Is it really that bad if vegan dishes cost almost as much as meat?

Reading time: 3 minutes

When you cook your own food, it really doesn’t cost much to be vegan. Unless you’re doing your weekly shopping at Planet Organic for maple-glazed tempeh and Raw Health crackers, you can very easily whip up a three-course meal for five cents.

So why do restaurants insist on charging the same price for vegan dishes as for meat dishes? Surely a cauliflower ‘steak’ can’t cost the same as a real cut of beef to produce?

Vegan restaurants also don’t tend to give out food (unless you’ve been to a vegetarian curry or an Ethiopian restaurant which are usually excellent value for money).

Who wants to pay £14 for a piece of cauliflower?

Expensive vegan dishes

Pub chain Young’s has been criticized for charging £14 for its cauli steaks – the same price as its Aberdeen Angus steak.

Knowing that a whole cauliflower costs around £1, this seems ridiculous.

Restaurants tend to cut 70% gross profit on ingredient costs to cover labor, rent, etc., leaving them with about 10% actual profit.

But Twitter had none of that on the cauliflower, with many accusing the channel of trying to cash in on Veganuary. After Young’s attempted to defend the “premium dish” award, it removed the item from its menu altogether.

But is it really reasonable to demand that vegetable dishes be sold at very low prices – especially if we want them to be taken seriously as a gastronomic option?

Labor has a cost

Chef Chantelle Nicholson told the I paper that although she does not charge the same for meat and vegan dishes, the price is not this radically different.

Its steaks come from a butcher before being processed on site – brined, marinated, grilled, carved and served with a pepper sauce. The eggplant dish served by his restaurant requires much longer preparation.
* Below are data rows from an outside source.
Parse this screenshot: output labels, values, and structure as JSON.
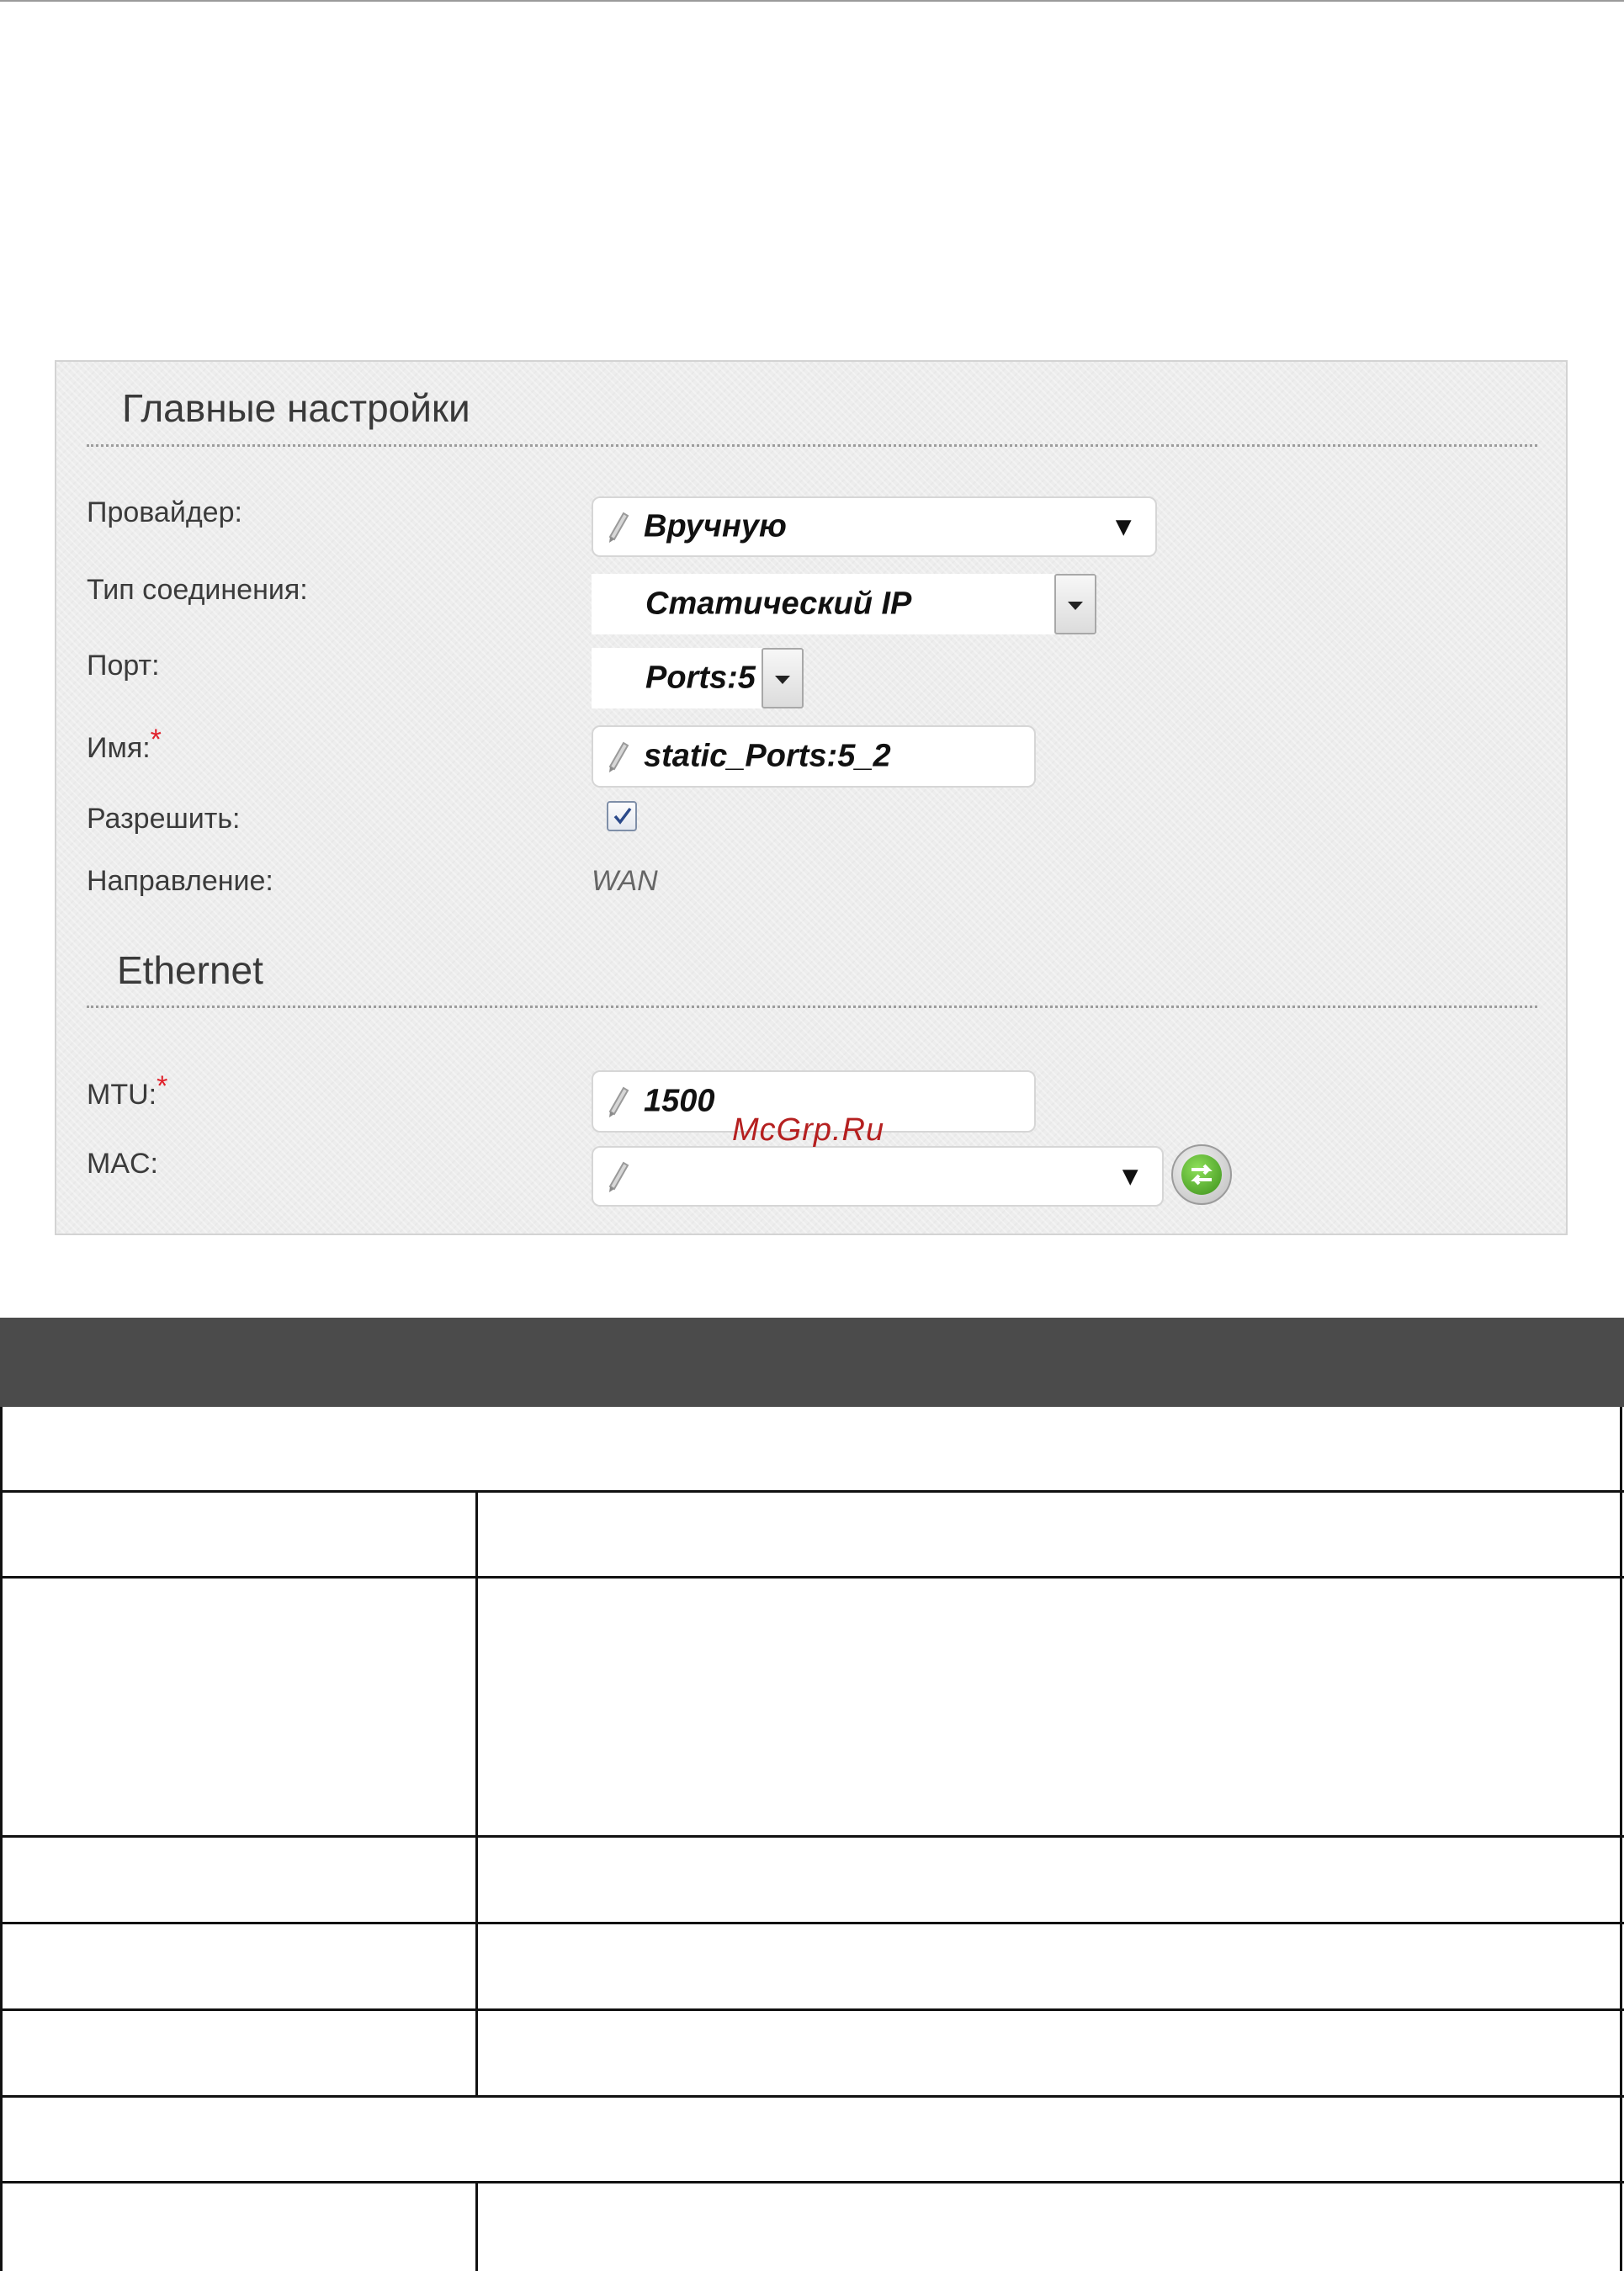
{
  "panel": {
    "main_section_title": "Главные настройки",
    "ethernet_section_title": "Ethernet",
    "provider": {
      "label": "Провайдер:",
      "value": "Вручную"
    },
    "connection_type": {
      "label": "Тип соединения:",
      "value": "Статический IP"
    },
    "port": {
      "label": "Порт:",
      "value": "Ports:5"
    },
    "name": {
      "label": "Имя:",
      "required_mark": "*",
      "value": "static_Ports:5_2"
    },
    "enable": {
      "label": "Разрешить:",
      "checked": true
    },
    "direction": {
      "label": "Направление:",
      "value": "WAN"
    },
    "mtu": {
      "label": "MTU:",
      "required_mark": "*",
      "value": "1500"
    },
    "mac": {
      "label": "MAC:",
      "value": ""
    }
  },
  "watermark": "McGrp.Ru",
  "icons": {
    "pencil": "pencil-icon",
    "dropdown": "chevron-down-icon",
    "refresh": "refresh-arrows-icon",
    "checkbox": "checkmark-icon"
  },
  "colors": {
    "table_header": "#4b4b4b",
    "required_mark": "#e0202a",
    "watermark": "#b52020",
    "refresh_button": "#4caf26"
  }
}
She says each eggplant is pierced, vacuum-packed in stock before being steamed, cooled and pressed. It is then sliced, pan-fried and caramelized and served with a sesame, ginger, tamari and tofu sauce before being sprinkled with Minestra Nera (a piece of cruciferous greens).

Steak is served at £23, while eggplant is £18. It’s cheaper but no so much cheaper.

The cost of business

“My fixed overheads are the same for everyone: rent, tariffs, electricity, water, gas, waste collection, music license, operating an EPOS system, credit card fees – the list goes on,” she wrote. .

“The cost of the main items – a burger versus an eggplant – is the first difference: the serving of eggplant itself is 25% of the cost of the steak.

“But the cost of ‘labour’ (for lack of a better word) is probably reversed. So why is the cost not the same? The answer is the age-old formula of supply and demand. If the demand at that price level isn’t there, it won’t sell. And restaurants have to sell food to stay in business.

In other words, not enough of us are willing to spend on vegetables to make it worth many restaurants charging the same.

Pay for quality

You must be willing to pay for quality

Many of us would swell at the thought of paying even £18 for a vegan dish, let alone more. But perhaps higher prices indicate that vegan food is taken more seriously. Gone are the days when the only vegan options were a side salad and a plate of fries. Now, most respectable establishments have a suitable vegan option that is as popular as meat, fish or vegetarian dishes.

If vegan options were significantly cheaper, people might question the quality – which is exactly what we do not do to want. Veganism should be considered a viable culinary option and not just an alternative. In an ideal world, omnivores would be tempted to choose a vegan dish simply because it looks more delicious than a meat-based one – which is how more people switch for good.

It’s fair to complain about overpriced vegan food when it’s substandard and boring (as we imagine a boring slice of cauliflower can be!), but in healthier establishments, comparable prices don’t maybe not such a negative thing after all.